═══ Material provided ═══
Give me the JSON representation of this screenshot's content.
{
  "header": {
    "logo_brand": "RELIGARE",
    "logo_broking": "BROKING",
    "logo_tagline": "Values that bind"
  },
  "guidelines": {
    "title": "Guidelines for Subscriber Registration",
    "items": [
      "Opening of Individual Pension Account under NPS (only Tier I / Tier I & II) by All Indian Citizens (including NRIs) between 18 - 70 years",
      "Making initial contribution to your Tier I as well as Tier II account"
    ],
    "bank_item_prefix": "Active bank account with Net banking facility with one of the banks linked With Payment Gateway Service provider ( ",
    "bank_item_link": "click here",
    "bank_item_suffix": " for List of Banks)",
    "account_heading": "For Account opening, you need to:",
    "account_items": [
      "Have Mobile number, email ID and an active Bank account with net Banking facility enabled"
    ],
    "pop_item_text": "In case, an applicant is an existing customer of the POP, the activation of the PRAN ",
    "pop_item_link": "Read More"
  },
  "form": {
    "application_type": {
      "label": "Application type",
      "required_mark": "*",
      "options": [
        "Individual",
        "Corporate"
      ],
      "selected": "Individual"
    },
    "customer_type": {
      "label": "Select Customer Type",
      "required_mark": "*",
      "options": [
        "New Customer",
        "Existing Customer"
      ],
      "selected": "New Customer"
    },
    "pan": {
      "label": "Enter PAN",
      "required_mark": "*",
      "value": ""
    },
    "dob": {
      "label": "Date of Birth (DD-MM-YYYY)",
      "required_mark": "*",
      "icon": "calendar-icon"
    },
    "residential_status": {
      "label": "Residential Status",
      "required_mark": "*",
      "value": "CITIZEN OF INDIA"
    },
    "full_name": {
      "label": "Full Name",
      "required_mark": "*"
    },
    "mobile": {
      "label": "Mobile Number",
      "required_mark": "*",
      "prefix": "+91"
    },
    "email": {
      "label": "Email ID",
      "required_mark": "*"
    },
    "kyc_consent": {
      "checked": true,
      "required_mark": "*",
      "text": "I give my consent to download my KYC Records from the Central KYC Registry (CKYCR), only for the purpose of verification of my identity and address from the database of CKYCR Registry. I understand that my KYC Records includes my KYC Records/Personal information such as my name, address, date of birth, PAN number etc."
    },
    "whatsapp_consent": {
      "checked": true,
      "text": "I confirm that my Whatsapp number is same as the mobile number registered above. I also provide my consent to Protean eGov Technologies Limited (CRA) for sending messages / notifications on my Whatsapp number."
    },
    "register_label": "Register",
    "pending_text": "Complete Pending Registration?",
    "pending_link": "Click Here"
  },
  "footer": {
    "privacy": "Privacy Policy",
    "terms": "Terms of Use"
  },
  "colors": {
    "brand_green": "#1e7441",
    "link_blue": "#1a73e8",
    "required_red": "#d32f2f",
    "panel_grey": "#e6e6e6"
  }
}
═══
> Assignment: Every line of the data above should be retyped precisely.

> Result:
Give me the JSON representation of this screenshot's content.
{
  "header": {
    "logo_brand": "RELIGARE",
    "logo_broking": "BROKING",
    "logo_tagline": "Values that bind"
  },
  "guidelines": {
    "title": "Guidelines for Subscriber Registration",
    "items": [
      "Opening of Individual Pension Account under NPS (only Tier I / Tier I & II) by All Indian Citizens (including NRIs) between 18 - 70 years",
      "Making initial contribution to your Tier I as well as Tier II account"
    ],
    "bank_item_prefix": "Active bank account with Net banking facility with one of the banks linked With Payment Gateway Service provider ( ",
    "bank_item_link": "click here",
    "bank_item_suffix": " for List of Banks)",
    "account_heading": "For Account opening, you need to:",
    "account_items": [
      "Have Mobile number, email ID and an active Bank account with net Banking facility enabled"
    ],
    "pop_item_text": "In case, an applicant is an existing customer of the POP, the activation of the PRAN ",
    "pop_item_link": "Read More"
  },
  "form": {
    "application_type": {
      "label": "Application type",
      "required_mark": "*",
      "options": [
        "Individual",
        "Corporate"
      ],
      "selected": "Individual"
    },
    "customer_type": {
      "label": "Select Customer Type",
      "required_mark": "*",
      "options": [
        "New Customer",
        "Existing Customer"
      ],
      "selected": "New Customer"
    },
    "pan": {
      "label": "Enter PAN",
      "required_mark": "*",
      "value": ""
    },
    "dob": {
      "label": "Date of Birth (DD-MM-YYYY)",
      "required_mark": "*",
      "icon": "calendar-icon"
    },
    "residential_status": {
      "label": "Residential Status",
      "required_mark": "*",
      "value": "CITIZEN OF INDIA"
    },
    "full_name": {
      "label": "Full Name",
      "required_mark": "*"
    },
    "mobile": {
      "label": "Mobile Number",
      "required_mark": "*",
      "prefix": "+91"
    },
    "email": {
      "label": "Email ID",
      "required_mark": "*"
    },
    "kyc_consent": {
      "checked": true,
      "required_mark": "*",
      "text": "I give my consent to download my KYC Records from the Central KYC Registry (CKYCR), only for the purpose of verification of my identity and address from the database of CKYCR Registry. I understand that my KYC Records includes my KYC Records/Personal information such as my name, address, date of birth, PAN number etc."
    },
    "whatsapp_consent": {
      "checked": true,
      "text": "I confirm that my Whatsapp number is same as the mobile number registered above. I also provide my consent to Protean eGov Technologies Limited (CRA) for sending messages / notifications on my Whatsapp number."
    },
    "register_label": "Register",
    "pending_text": "Complete Pending Registration?",
    "pending_link": "Click Here"
  },
  "footer": {
    "privacy": "Privacy Policy",
    "terms": "Terms of Use"
  },
  "colors": {
    "brand_green": "#1e7441",
    "link_blue": "#1a73e8",
    "required_red": "#d32f2f",
    "panel_grey": "#e6e6e6"
  }
}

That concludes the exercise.